Rafa was some years younger than her husband, as was Gus. The Texan had grown into himself (he had been stripped back by his convalescence, Rafa remembered, in both body and mind), and though he remained slight, and the folds of his robes seemed always to find his bones to cling against, the fragility of his appearance was deceptive. His footing in sand was sure, and he was a steady shot with a rifle. On this journey he had been the one to keep them going with kills of small game: they took what they came across, birds and the occasional hare, once a spiny dubh lizard--a delicacy and, especially now, a good omen. That meal had been the day before reaching Al-Kharj; Rafa agreed with her husband that it was indeed good luck, and Gus's providing it seemed to refresh a sense of good will among the three, but as Hamid continued to extol their fortune in the small fire's light Rafa closed her ears to the sound of his voice.
Hamid wanted her appreciation now, as the houses of the village came into sharper view, but what she had said did not achieve its mark.
They turned the camels into the slope for the descent. Hamid was leading them and his camel--the one of worst temper, which gave the beast a semblance of spirit, from a distance at least--traversed the dune in a sloppy diagonal. Behind him Rafa pulled her reins up again, so as not to overtake him. Gus, as always, seemed in no hurry; he lingered on the rise and looped the mares' ropes over his forearm. They would have to be dragged. It was late morning, the sun yet benevolent, and as they got closer to the village the thrum of harvest sounds shimmered up to them. They heard the knock of long knives, the slish and saw as they carved off the stalks from the palms. The air carried the tang of ripe dates and would, in the weeks ahead, begin to feel weighted with it. Autumn was the perfect time to arrive (as Hamid had said); it was necessary they be there. In this way he had flipped their predicament, explaining to Gus and Rafa that his relation would surely require extra hands--so they would offer theirs. How many harvests had he supervised, anyway, in his time? His listeners had remained patient, hearing this throughout the yawning days of their journey; each could tote up, silently, the many oases they had hovered around or circled back to, year in and out, so many years, the others of their tribe falling away from them, dying off (the old women) or knowing better (everyone else). Gus had stayed, and Rafa of course had no choice. She thought: how do we appear now--as sad opportunists? They rode their camels down. The mares brayed in protest, digging in their hooves. The dune melted into the plateau, and Hamid cantered ahead toward the large house ringed with the greenest palms, the most luxurious shade. It was just like him. Sometimes, when his hopes were this high, Rafa overcompensated with a serenity she was afraid did not hide her pity.
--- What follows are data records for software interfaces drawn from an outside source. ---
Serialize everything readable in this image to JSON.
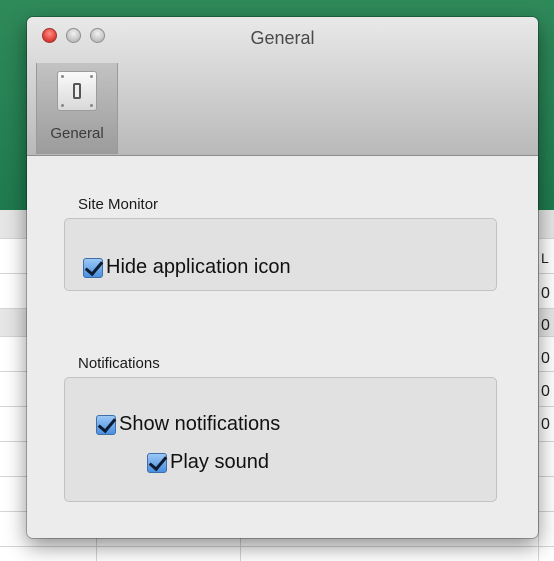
{
  "window": {
    "title": "General"
  },
  "toolbar": {
    "items": [
      {
        "label": "General",
        "icon": "switch-icon",
        "selected": true
      }
    ]
  },
  "sections": {
    "site_monitor": {
      "title": "Site Monitor",
      "options": [
        {
          "label": "Hide application icon",
          "checked": true
        }
      ]
    },
    "notifications": {
      "title": "Notifications",
      "options": [
        {
          "label": "Show notifications",
          "checked": true
        },
        {
          "label": "Play sound",
          "checked": true
        }
      ]
    }
  },
  "background": {
    "header_cell": "L",
    "cells": [
      "0",
      "0",
      "0",
      "0",
      "0"
    ]
  },
  "colors": {
    "close_button": "#e0443a",
    "checkbox_accent": "#4a8fe0",
    "background_app_green": "#1f7a4e"
  }
}
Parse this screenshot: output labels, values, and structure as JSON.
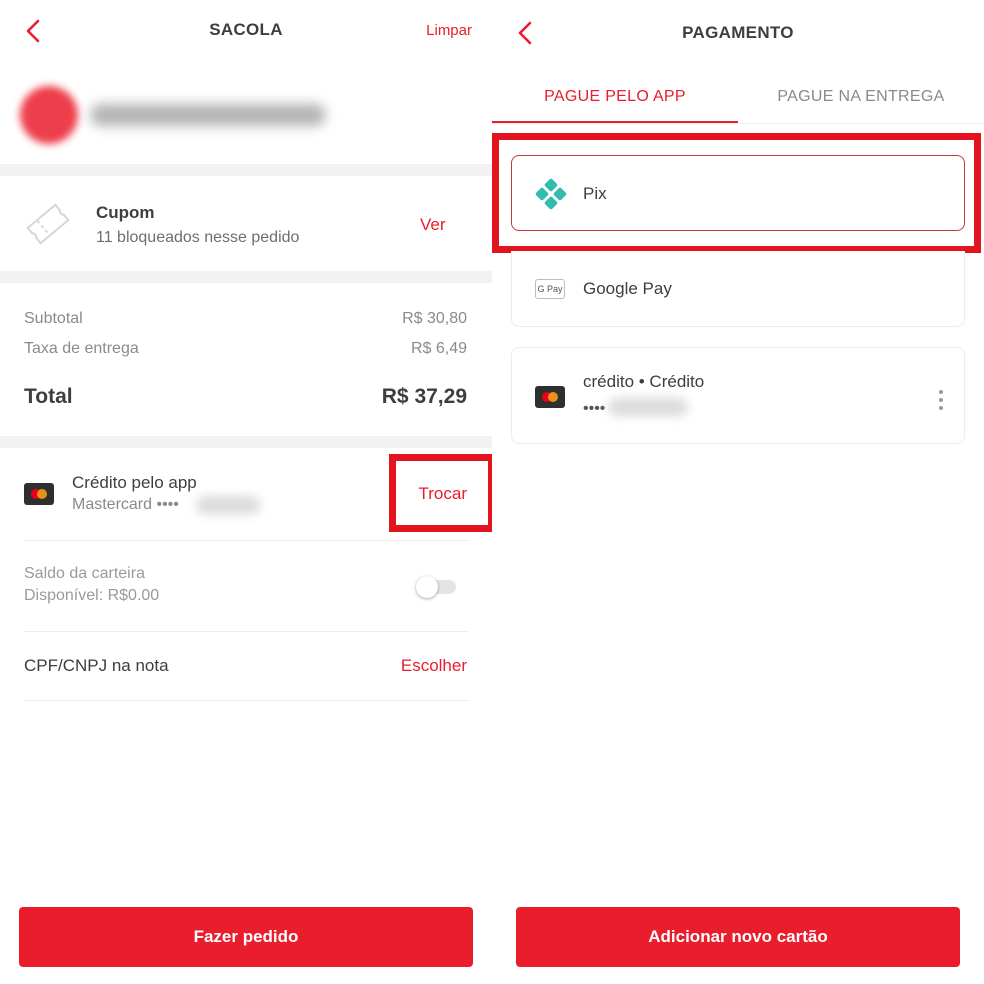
{
  "sacola": {
    "title": "SACOLA",
    "clear_label": "Limpar",
    "coupon": {
      "title": "Cupom",
      "subtitle": "11 bloqueados nesse pedido",
      "action": "Ver"
    },
    "summary": {
      "subtotal_label": "Subtotal",
      "subtotal_value": "R$ 30,80",
      "delivery_label": "Taxa de entrega",
      "delivery_value": "R$ 6,49",
      "total_label": "Total",
      "total_value": "R$ 37,29"
    },
    "payment": {
      "method": "Crédito pelo app",
      "card": "Mastercard ••••",
      "action": "Trocar"
    },
    "wallet": {
      "label": "Saldo da carteira",
      "available": "Disponível: R$0.00",
      "enabled": false
    },
    "cpf": {
      "label": "CPF/CNPJ na nota",
      "action": "Escolher"
    },
    "submit_label": "Fazer pedido"
  },
  "pagamento": {
    "title": "PAGAMENTO",
    "tabs": [
      {
        "label": "PAGUE PELO APP",
        "active": true
      },
      {
        "label": "PAGUE NA ENTREGA",
        "active": false
      }
    ],
    "methods": [
      {
        "label": "Pix",
        "icon": "pix-icon",
        "selected": true
      },
      {
        "label": "Google Pay",
        "icon": "google-pay-icon",
        "icon_text": "G Pay",
        "selected": false
      }
    ],
    "saved_card": {
      "label": "crédito • Crédito",
      "masked": "••••",
      "icon": "mastercard-icon"
    },
    "add_card_label": "Adicionar novo cartão"
  },
  "colors": {
    "accent": "#ea1d2c",
    "highlight_box": "#e1141f",
    "pix": "#32bcad",
    "separator": "#f2f2f2"
  }
}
Anne Sanow's linked short story collection Triple Time (University of Pittsburgh Press, 2009) won the Drue Heinz Literature Prize, and her story "The Grand Tour" was the winner of the 2009 Nelson Algren Award for the Short Story from the Chicago Tribune. Her fiction has been published in Dossier, Kenyon Review, Shenandoah, New Orleans Review, and Malahat Review, among others, and has been nominated five times for the Pushcart Prize. Writing fellowships include the Fine Arts Work Center in Provincetown, the MacDowell Colony, and the Virginia Center for the Creative Arts. A freelance writer and editor, Sanow also teaches fiction writing, most recently in the low-residency MFA program at Carlow University in Pittsburgh.
Photo by Jim Dalglish